In all of the things I’ve experienced over the course of my life so far, marriage has definitely been (and continues to be) the most powerful experience yet. Of course I’ve had other powerful experiences – having children, developing other meaningful relationships – but within my marriage, there’s so much more involved than just “a piece of paper”, as some would call it. There’s support when we need it, whether it be achieving a set of goals or trying to make it through a rough season. Accountability is also huge, because we both know we’re not perfect, and sometimes we just need to be reminded of that (in a gentle, loving way). 😉 Finally, there’s a love that continues to grow each day, a love deeper than we may have ever thought possible – until we find that love. Now, I know that not everyone believes in marriage, but in my personal experience, there’s something very spiritual about it that changes the entire dynamic of a relationship. Honestly, it’s one of those things that’s difficult to explain until you experience it – and then you’re like bam – that’s what she was talking about!
A (not-so-little) side-note about my marriage – my husband, Kyle, and I were previously divorced after less than a year of marriage. Two years after that divorce, we were remarried – and this was four years ago. Collectively, we’ve been together for seven years, if you want to get technical and subtract those pesky two. We’re honestly pretty open to talking about it because we believe it’s a testament to the restoration of marriages, but this post isn’t intended for that (nor is it something I’d ever discuss anywhere but in-person). My point in sharing this piece of information is to show you, Dear Reader, that we’ve pretty much been at our lowest and ended up pulling through – so there’s virtually nothing that could ever even come close. Once you’ve hit rock bottom, there’s nowhere to go but up.
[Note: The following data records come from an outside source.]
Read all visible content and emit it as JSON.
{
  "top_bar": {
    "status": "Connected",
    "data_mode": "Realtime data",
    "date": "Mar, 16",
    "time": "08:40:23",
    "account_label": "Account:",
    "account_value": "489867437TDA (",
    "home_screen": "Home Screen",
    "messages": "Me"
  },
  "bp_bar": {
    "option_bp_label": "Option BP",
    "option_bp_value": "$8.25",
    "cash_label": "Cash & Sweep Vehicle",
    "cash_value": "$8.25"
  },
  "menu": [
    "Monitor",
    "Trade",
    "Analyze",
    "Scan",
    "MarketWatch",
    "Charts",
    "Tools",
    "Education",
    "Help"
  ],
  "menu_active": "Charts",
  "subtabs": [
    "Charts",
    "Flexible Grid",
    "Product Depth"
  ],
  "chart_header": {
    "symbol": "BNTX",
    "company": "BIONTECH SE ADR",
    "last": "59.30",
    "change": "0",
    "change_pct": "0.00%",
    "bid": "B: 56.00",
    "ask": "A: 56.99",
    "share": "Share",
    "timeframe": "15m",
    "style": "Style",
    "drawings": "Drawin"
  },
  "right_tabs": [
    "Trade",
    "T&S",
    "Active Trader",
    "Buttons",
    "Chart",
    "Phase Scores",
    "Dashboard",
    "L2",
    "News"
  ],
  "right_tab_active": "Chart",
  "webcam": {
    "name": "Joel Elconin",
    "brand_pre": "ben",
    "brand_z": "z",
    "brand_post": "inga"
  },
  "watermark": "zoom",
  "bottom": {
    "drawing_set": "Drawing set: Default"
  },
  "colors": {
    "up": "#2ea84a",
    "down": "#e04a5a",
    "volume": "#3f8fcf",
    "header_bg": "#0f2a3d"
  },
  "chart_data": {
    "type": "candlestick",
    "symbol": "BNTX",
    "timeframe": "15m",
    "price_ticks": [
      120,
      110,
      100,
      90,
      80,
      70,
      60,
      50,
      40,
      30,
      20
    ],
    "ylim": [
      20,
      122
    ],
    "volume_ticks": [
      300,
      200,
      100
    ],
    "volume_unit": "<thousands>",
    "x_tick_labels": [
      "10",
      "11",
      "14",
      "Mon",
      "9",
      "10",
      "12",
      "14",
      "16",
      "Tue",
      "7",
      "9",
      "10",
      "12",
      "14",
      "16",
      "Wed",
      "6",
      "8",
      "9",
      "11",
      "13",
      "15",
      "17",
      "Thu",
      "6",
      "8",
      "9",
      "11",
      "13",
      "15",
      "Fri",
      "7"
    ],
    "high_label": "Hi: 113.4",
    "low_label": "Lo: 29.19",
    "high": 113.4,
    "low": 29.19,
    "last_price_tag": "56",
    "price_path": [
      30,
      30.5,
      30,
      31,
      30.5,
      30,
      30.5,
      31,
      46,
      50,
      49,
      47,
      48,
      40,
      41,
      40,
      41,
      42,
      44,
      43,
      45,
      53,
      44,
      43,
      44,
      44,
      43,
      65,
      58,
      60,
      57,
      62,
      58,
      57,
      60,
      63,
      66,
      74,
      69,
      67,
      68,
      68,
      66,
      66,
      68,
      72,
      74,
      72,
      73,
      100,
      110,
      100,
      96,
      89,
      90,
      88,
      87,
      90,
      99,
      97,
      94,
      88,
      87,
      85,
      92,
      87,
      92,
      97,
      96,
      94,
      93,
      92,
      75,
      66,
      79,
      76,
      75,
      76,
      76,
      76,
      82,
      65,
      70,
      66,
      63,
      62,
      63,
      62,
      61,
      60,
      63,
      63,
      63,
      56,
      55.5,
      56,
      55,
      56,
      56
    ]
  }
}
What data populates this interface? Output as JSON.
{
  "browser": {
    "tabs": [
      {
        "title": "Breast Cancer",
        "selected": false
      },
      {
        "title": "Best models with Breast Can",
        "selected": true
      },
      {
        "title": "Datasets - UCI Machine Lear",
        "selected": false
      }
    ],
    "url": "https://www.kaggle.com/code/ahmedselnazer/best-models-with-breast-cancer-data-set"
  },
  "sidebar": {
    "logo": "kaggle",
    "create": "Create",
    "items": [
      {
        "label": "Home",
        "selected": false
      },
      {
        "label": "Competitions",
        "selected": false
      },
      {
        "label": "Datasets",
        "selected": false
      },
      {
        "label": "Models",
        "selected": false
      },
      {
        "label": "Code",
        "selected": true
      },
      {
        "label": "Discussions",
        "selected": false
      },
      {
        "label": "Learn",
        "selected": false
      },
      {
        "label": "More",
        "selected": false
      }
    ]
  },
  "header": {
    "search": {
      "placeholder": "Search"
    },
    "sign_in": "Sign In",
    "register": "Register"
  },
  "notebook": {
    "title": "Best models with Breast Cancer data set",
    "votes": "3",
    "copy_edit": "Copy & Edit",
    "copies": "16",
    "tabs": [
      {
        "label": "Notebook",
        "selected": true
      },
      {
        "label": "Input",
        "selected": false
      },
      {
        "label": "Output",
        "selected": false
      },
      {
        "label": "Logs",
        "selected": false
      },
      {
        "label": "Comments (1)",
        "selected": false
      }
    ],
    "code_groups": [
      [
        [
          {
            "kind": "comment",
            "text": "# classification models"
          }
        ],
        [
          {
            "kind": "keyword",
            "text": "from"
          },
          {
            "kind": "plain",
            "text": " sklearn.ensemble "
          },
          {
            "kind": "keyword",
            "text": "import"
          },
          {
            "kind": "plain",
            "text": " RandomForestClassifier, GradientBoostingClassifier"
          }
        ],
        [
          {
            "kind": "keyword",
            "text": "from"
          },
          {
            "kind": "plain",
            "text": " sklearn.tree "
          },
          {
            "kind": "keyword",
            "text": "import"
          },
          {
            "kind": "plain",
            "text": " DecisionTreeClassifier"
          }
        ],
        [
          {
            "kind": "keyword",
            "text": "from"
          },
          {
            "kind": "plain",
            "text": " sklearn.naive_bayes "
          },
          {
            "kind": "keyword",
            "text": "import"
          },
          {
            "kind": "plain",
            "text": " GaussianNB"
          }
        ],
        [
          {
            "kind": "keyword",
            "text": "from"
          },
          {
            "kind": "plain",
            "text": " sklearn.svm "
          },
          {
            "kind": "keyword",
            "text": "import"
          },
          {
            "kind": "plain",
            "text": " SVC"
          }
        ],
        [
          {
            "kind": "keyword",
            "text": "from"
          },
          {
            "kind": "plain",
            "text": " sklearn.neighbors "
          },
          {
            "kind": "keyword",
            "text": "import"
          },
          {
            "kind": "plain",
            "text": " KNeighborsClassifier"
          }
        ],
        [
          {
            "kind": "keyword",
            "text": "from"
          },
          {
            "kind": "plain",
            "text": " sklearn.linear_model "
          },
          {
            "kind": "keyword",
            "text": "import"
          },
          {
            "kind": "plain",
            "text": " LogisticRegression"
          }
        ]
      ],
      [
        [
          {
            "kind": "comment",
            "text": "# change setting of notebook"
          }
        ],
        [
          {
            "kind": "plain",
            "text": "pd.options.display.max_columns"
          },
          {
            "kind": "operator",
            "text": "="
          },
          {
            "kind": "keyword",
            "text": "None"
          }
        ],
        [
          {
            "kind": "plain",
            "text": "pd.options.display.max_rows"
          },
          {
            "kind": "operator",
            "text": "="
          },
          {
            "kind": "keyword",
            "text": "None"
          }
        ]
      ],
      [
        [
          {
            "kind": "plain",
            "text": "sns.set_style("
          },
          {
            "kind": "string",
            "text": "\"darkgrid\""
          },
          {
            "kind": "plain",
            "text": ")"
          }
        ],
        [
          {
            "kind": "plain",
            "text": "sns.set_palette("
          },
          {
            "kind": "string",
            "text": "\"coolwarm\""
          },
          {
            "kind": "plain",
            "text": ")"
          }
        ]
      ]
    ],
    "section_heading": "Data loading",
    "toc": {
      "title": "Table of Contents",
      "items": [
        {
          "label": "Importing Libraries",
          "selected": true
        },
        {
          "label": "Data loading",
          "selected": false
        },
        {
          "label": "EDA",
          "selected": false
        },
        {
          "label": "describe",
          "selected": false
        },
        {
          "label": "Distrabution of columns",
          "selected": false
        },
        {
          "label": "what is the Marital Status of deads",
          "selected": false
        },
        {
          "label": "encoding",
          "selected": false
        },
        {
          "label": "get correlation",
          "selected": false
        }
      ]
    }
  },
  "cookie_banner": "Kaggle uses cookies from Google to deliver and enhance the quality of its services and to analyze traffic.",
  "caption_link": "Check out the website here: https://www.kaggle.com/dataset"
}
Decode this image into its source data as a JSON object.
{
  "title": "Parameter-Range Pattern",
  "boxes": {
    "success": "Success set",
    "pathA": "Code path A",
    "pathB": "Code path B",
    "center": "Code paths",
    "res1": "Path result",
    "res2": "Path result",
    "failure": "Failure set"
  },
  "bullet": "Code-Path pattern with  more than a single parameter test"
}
The thing about marriage is that it takes two people and joins them into one. Most things go from being ‘His and Hers’ to ‘Ours’ (and I say ‘most things’ because you aren’t obligated to share everything. For example, I’m doubting most married couples share underwear). With that two-becoming-one is where that spiritual feeling I was talking about earlier takes place. And, of course, things change … maybe not for everyone, but for us, they did. Such as:
- We defend each other with a fierceness. If one of us is disrespected, then both of us is disrespected. There’s no ‘I like you, but I don’t like your wife/husband.’ Comments like those crap all over the very institution of marriage and the actual marriage itself. Personally, I feel that people who are bold enough to make comments like those should muster up the courage to take a long, hard look at themselves and think about what’s wrong with saying something like that to begin with.
- We can go through the majority of a day being completely sarcastic with each other, and by the time night rolls around, we know it’s all in good fun and we still love each other.
- We talk about things instead of avoiding them. Whether it be finances, or family, or whether or not those jeans make me look fat, we’re open and honest with each other. Sometimes, we might tread lightly because we know it’s going to be a hard conversation to have, but we do it – because that’s part of being married.
- We listen to each other. Everyone knows that one of the keys to being an effective listener is letting other people talk. This doesn’t change once you’re married. In fact, it becomes even more important. Had we listened to what we were both trying to say to each other in the past, that divorce never would’ve happened. When we’re too busy trying to get our point across, we don’t take the time to really hear what’s being said.
Since this post is one giant sap-fest, I’ll end it with this: Make the most of your marriage. Keep your lines of communication open, and above all else, love each other. After all, you’re in this together. 🙂